Diocese of Chichester

In an emergency:

  • If you are concerned about an immediate risk of harm - either to yourself or someone else - then phone 999.
  • Go to your nearest hospital with an Accident and Emergency (A&E) Department. In some hospitals, this will be called the Emergency Department. There are staff on duty 24 hours a day, seven days a week, who will be able to assess you and give you the appropriate help.
  • Samaritans – Telephone 116123 -
    Provides help and support to people in a crisis 24 hours a day, seven days a week.
  • The Stay Alive app is a pocket suicide prevention resource, full of information which we hope will help you stay safe. You might find it useful if you are having thoughts of suicide or if you are concerned about someone else who may be considering suicide. The app includes a safety plan, customisable reasons for living and a life box where you can store photos that are important to you. You can download it for free on Android and iOS. It has been produced with Grassroots Suicide Prevention, a charity that supports communities to prevent suicide.


Awareness training modules

Mental Health First Aid:

There are a number of deliverers of mental health first aid; in the same way people in church are often trained in first aid, it would be helpful to ask if there were people in the congregation who would like to be trained in mental health first aid. e.g. St John’s ambulance run courses.

Renew Wellbeing cafes:

These are faith based welcoming spaces for those with mental health issues. They incorporate a rhythm of prayer with open welcome and support. The cafes are flourishing in churches across the country.

Places of welcome:

  • Places of Welcome - Whilst not specifically focussing on mental health, the cafes welcome all on an equal footing; this is a model worth investigating.

Bible passages that might be helpful to someone suffering with mental health:

There are many Bible passages and characters in the Bible that reflect personal anger, sadness and depression. Although hope can sometimes be difficult to read in the midst of darkness, it is good to be reminded of God’s goodness and love that is steadfast, faithful and enduring.

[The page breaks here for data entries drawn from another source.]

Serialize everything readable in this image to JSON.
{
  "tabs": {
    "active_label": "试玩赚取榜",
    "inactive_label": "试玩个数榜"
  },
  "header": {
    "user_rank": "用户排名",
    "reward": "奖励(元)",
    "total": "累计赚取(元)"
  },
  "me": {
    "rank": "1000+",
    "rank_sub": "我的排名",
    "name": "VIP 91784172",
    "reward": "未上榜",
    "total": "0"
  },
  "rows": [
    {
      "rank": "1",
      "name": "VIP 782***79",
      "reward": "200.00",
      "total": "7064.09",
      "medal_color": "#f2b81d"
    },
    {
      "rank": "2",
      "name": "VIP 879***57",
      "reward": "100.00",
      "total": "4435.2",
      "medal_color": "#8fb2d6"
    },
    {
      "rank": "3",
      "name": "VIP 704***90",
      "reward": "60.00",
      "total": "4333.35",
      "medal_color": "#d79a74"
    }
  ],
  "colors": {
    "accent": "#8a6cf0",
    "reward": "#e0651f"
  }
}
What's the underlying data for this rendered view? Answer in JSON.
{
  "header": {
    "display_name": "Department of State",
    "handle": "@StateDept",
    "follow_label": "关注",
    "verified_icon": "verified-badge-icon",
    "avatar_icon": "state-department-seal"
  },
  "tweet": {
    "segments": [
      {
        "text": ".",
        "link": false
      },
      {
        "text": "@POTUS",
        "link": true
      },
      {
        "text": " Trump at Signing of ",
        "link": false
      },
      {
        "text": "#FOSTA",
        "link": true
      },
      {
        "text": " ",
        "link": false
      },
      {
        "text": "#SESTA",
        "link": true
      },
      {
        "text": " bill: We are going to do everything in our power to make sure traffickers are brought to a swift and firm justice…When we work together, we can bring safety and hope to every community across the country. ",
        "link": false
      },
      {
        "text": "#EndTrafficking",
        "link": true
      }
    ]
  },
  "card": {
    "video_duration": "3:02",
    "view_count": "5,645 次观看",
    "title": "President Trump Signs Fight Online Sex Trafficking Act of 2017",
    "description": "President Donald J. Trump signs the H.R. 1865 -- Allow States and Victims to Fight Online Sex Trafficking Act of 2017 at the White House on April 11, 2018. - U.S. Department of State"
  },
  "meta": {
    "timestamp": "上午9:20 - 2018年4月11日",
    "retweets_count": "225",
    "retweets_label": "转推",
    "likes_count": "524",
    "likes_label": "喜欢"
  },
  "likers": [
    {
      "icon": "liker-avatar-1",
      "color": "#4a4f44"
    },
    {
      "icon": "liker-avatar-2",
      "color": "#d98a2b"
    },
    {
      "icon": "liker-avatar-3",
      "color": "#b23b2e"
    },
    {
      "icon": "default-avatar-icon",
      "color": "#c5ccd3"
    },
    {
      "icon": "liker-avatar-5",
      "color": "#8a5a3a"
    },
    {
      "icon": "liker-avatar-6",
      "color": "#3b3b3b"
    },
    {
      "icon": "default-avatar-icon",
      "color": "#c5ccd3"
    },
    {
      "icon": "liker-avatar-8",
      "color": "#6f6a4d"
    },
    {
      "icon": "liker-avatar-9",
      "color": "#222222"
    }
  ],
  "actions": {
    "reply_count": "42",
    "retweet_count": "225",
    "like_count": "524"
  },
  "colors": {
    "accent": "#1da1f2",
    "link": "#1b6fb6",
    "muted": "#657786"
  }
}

  • Romans 8:38-39 For I am convinced that neither death, nor life, nor angels, nor rulers, nor things present, nor things to come, nor powers,nor height, nor depth, noranything else in all creation, will be able to separate us from the love of God in Christ Jesus our Lord.
  • Psalm 18:1-6 I love you, Lord; you are my strength. The Lord is my rock, my fortress, and my saviour; my God is my rock, in whom I find protection.He is my shield, the power that saves me, and my place of safety. I called on the Lord, who is worthy of praise, and he saved me from my enemies. The ropes of death entangled me; floods of destruction swept over me. The grave wrapped its ropes around me; death laid a trap in my path. But in my distress I cried out to the Lord; yes, I prayed to my God for help. He heard me from his sanctuary; my cry to him reached his ears.

Theology and mental health reading

This is a small selection of books out of a large number written on all aspects of mental health:

  • ASH, Christopher, Out of the Storm: Grappling with God in the book of Job. IVP (2010 )
  • COLWELL, John E., Why have you forsaken me? A personal reflection on the experience of desolation. Paternoster, (2010)
  • LEDGER, Chris and BRAY, Wendy, Insight into Depression, Waverley Abbey Insight Series. CWR (2009)
  • LOCKLEY, Dr. J, A Practical Workshop for the Depressed Christian. Authentic (2001)
  • LONGSON, Peter, God in the dark: Rebuilding faith when bad stuff happens. Wild Goose Publications (2012)
  • ROWE, D., Breaking The Bonds: Understanding Depression, Finding Freedom. London, Harper Collins (1991)
  • WELCH, Edward T., Looking up from the stubborn darkness (2011)
  • WOLPERT, L., Malignant Sadness: The Anatomy of Depression. London: Faber & Faber, (2011)